DATASET ENTRIES: Begin

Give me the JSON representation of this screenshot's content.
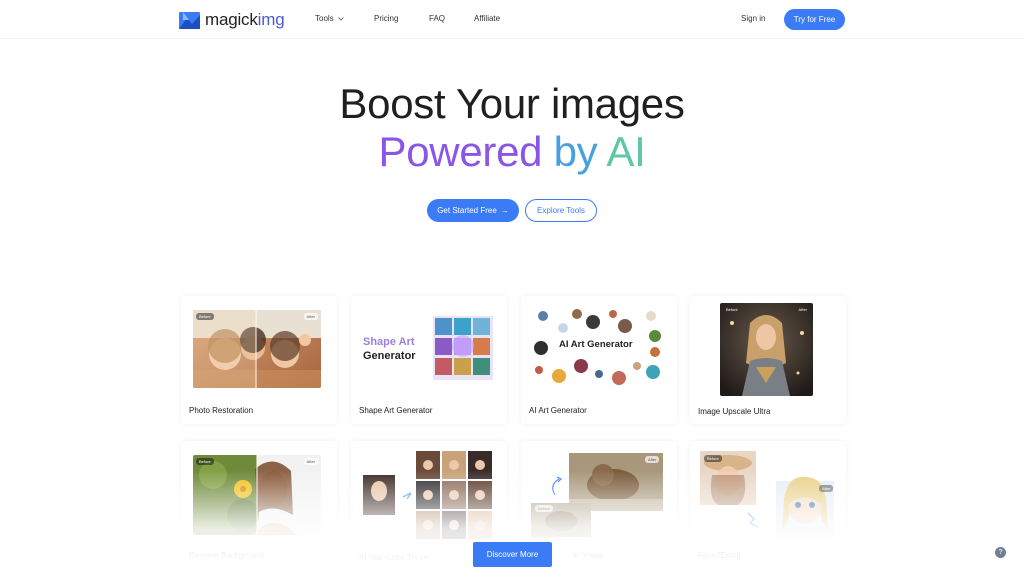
{
  "header": {
    "logo_text_main": "magick",
    "logo_text_accent": "img",
    "nav": {
      "tools": "Tools",
      "pricing": "Pricing",
      "faq": "FAQ",
      "affiliate": "Affiliate"
    },
    "sign_in": "Sign in",
    "try_free": "Try for Free"
  },
  "hero": {
    "line1": "Boost Your images",
    "line2_part1": "Powered",
    "line2_part2": "by",
    "line2_part3": "AI",
    "cta_primary": "Get Started Free",
    "cta_primary_arrow": "→",
    "cta_secondary": "Explore Tools"
  },
  "tools": [
    {
      "label": "Photo Restoration",
      "before": "Before",
      "after": "After"
    },
    {
      "label": "Shape Art Generator",
      "thumb_title_1": "Shape Art",
      "thumb_title_2": "Generator"
    },
    {
      "label": "AI Art Generator",
      "thumb_title": "AI Art Generator"
    },
    {
      "label": "Image Upscale Ultra",
      "before": "Before",
      "after": "After"
    },
    {
      "label": "Remove Background",
      "before": "Before",
      "after": "After"
    },
    {
      "label": "AI Hair Color Try-on"
    },
    {
      "label": "le Image",
      "before": "Before",
      "after": "After"
    },
    {
      "label": "Face2Emoji",
      "before": "Before",
      "after": "After"
    }
  ],
  "discover_more": "Discover More",
  "help_icon": "?",
  "colors": {
    "accent": "#3b7cf6",
    "gradient_purple": "#8a56e8",
    "gradient_blue": "#4a9fe0",
    "gradient_teal": "#5ec7a4"
  }
}
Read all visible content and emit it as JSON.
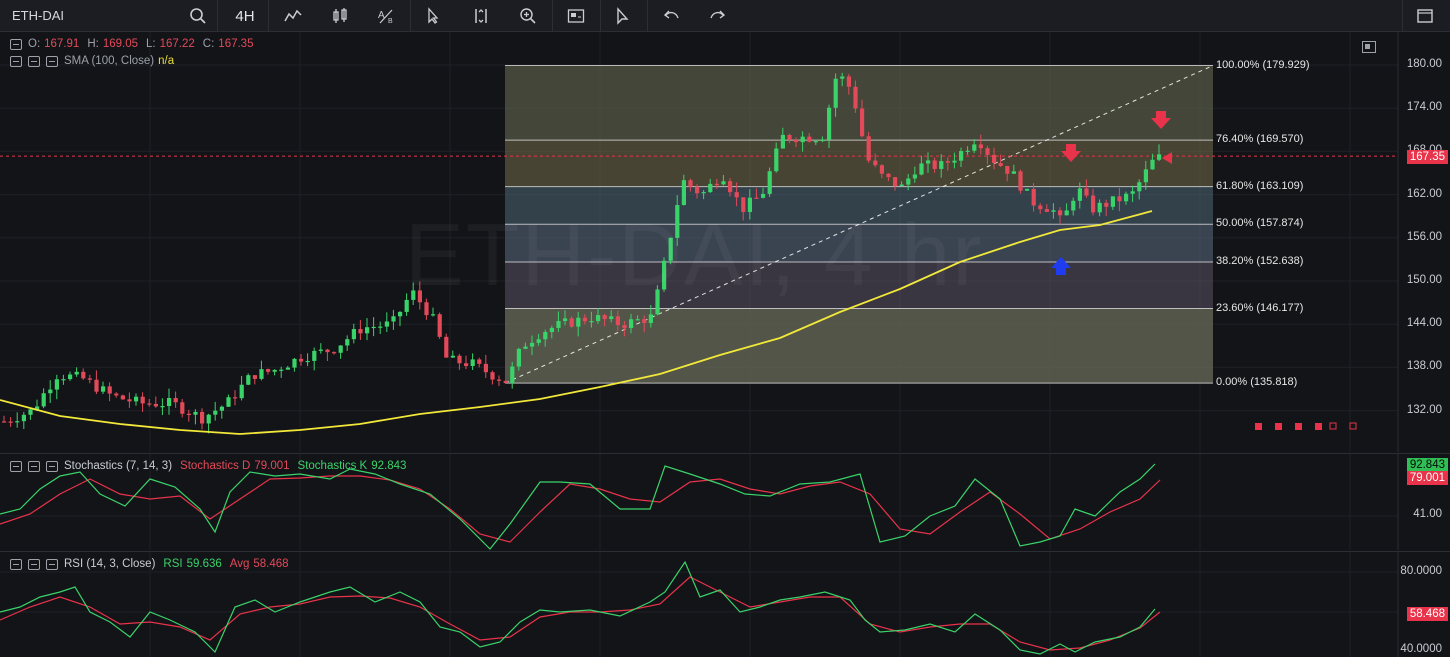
{
  "toolbar": {
    "symbol": "ETH-DAI",
    "interval": "4H",
    "icons": [
      "search-icon",
      "line-icon",
      "candles-icon",
      "text-tool-icon",
      "cursor-icon",
      "vertical-arrows-icon",
      "zoom-in-icon",
      "screenshot-icon",
      "pointer-icon",
      "undo-icon",
      "redo-icon",
      "fullscreen-icon"
    ]
  },
  "main": {
    "legend": {
      "ohlc_labels": [
        "O:",
        "H:",
        "L:",
        "C:"
      ],
      "ohlc_values": [
        "167.91",
        "169.05",
        "167.22",
        "167.35"
      ],
      "sma_label": "SMA (100, Close)",
      "sma_value": "n/a"
    },
    "watermark": "ETH-DAI, 4 hr",
    "price_axis": [
      "180.00",
      "174.00",
      "168.00",
      "162.00",
      "156.00",
      "150.00",
      "144.00",
      "138.00",
      "132.00"
    ],
    "current_price": "167.35",
    "fib_levels": [
      {
        "label": "100.00% (179.929)",
        "price": 179.929
      },
      {
        "label": "76.40% (169.570)",
        "price": 169.57
      },
      {
        "label": "61.80% (163.109)",
        "price": 163.109
      },
      {
        "label": "50.00% (157.874)",
        "price": 157.874
      },
      {
        "label": "38.20% (152.638)",
        "price": 152.638
      },
      {
        "label": "23.60% (146.177)",
        "price": 146.177
      },
      {
        "label": "0.00% (135.818)",
        "price": 135.818
      }
    ],
    "colors": {
      "up": "#3ad36a",
      "down": "#e24a5a",
      "sma": "#f2e83a",
      "arrow_down": "#e8334a",
      "arrow_up": "#1f3cf0"
    }
  },
  "stochastics": {
    "title": "Stochastics (7, 14, 3)",
    "d_label": "Stochastics D",
    "d_value": "79.001",
    "k_label": "Stochastics K",
    "k_value": "92.843",
    "axis": [
      "41.00"
    ],
    "tag_k": "92.843",
    "tag_d": "79.001"
  },
  "rsi": {
    "title": "RSI (14, 3, Close)",
    "rsi_label": "RSI",
    "rsi_value": "59.636",
    "avg_label": "Avg",
    "avg_value": "58.468",
    "axis": [
      "80.0000",
      "40.0000"
    ],
    "tag": "58.468"
  }
}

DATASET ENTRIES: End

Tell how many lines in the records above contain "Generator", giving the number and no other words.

4